According to U.S. News & World Report, vacation home sales are up more than 57% this year. That is pretty impressive given that sales of existing homes as primary residences are up by just 20%.
It seems like everybody and his uncle wants a vacation home these days. Some say the COVID crisis is responsible. Apparently, people are choosing to invest in vacation homes and forego traditional travel. At any rate, buying a vacation home is fraught with potential peril. From a financial perspective, there are a number of things to consider.
Double Your Current Expenses
You are currently paying a mortgage for your primary residence. You’re also paying insurance, taxes, mortgage interest, and routine maintenance costs. Take on a vacation property and you are now paying two of everything. You’re likely to double your expenses, at the very least. You could go higher.

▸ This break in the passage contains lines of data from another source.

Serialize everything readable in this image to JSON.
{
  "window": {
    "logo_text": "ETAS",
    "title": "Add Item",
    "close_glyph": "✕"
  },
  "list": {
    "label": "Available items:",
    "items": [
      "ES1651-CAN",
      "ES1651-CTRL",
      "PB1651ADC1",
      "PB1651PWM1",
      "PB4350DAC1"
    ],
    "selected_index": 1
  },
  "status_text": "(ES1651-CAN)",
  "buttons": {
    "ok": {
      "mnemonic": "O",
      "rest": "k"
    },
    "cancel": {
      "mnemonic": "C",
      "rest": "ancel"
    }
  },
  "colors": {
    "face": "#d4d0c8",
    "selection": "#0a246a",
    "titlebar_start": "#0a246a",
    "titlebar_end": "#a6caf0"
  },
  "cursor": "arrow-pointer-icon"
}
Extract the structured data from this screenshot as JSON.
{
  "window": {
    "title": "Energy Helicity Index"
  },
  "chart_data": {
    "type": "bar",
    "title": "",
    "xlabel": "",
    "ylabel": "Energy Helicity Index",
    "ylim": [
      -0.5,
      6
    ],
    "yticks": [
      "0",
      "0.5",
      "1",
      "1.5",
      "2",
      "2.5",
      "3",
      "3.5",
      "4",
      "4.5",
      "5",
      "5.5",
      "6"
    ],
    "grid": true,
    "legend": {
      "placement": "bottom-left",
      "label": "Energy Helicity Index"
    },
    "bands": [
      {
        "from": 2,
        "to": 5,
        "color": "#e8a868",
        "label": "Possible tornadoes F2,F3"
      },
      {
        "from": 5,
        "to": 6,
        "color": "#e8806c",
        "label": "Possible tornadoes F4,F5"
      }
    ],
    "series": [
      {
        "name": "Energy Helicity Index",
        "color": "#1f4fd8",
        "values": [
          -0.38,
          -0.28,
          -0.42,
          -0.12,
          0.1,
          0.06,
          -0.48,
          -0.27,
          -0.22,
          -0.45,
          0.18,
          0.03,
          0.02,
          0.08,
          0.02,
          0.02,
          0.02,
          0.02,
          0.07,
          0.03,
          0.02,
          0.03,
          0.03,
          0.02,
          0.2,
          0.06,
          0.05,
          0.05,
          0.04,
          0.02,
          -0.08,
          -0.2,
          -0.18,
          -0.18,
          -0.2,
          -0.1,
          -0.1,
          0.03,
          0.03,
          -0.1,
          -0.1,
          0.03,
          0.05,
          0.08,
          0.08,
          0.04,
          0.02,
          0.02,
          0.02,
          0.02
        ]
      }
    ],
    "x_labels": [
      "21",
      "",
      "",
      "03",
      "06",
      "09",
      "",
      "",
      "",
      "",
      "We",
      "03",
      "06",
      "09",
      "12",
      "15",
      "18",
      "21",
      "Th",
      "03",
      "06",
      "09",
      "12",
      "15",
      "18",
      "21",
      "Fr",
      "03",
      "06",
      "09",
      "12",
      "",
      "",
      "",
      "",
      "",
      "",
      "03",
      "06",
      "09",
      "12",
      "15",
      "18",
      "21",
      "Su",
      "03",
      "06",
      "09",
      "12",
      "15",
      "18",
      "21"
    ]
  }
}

The Rental Market
Real estate brokers often pitch vacation homes as investments. They remind buyers that the properties can be rented out whenever owners are not there. That’s true. So if renting is something you’re thinking about, consider the local rental market very carefully. Does the property have 12-month potential? And if not, are you willing to rent for fewer months every year?
Park City Utah’s Sparano + Mooney says that their local area is an example of a great rental market. The architectural firm spends a lot of time designing vacation properties for people who appreciate skiing. Likewise, coastal Carolina offers a strong rental market for people who enjoy beach vacations.
You might be interested in buying a vacation home that is fully furnished. If so, be prepared to pay a higher price. And if not, you are going to have to invest in the furnishings necessary to make the home comfortable. You’re going to need a dining room set, living room furniture, and sets for all the bedrooms.
You are also going to need to stock the kitchen and linen closets. You will need bed sheets, towels, and so on. You will need to more or less stock the home with everything you and your guests might need while on vacation.
Potential Renter Damage
If you do choose to buy a vacation home with the hope of renting it out, remember this one fact above all else: renters don’t care about your property or its furnishings. Be prepared for renter damage. It is part of the business.
You are going to arrive for your annual vacation and find broken things. You’re going to find scraped paint, cracked windows, and dings in the door frames.
One way to minimize renter damage is to hire a property manager willing to stop in and check on the place once or twice per week. Guests who know a property manager is coming will take extra care to be on their best behavior. A property manager can also look for damage so that guests can be billed accordingly.
All the Hidden Costs
Underscoring everything else in this post are the hidden costs of home ownership. There are so many expenses for which you cannot budget. Needless to say, owning a second home isn’t going to be cheap. Even if you rent, it is going to cost you.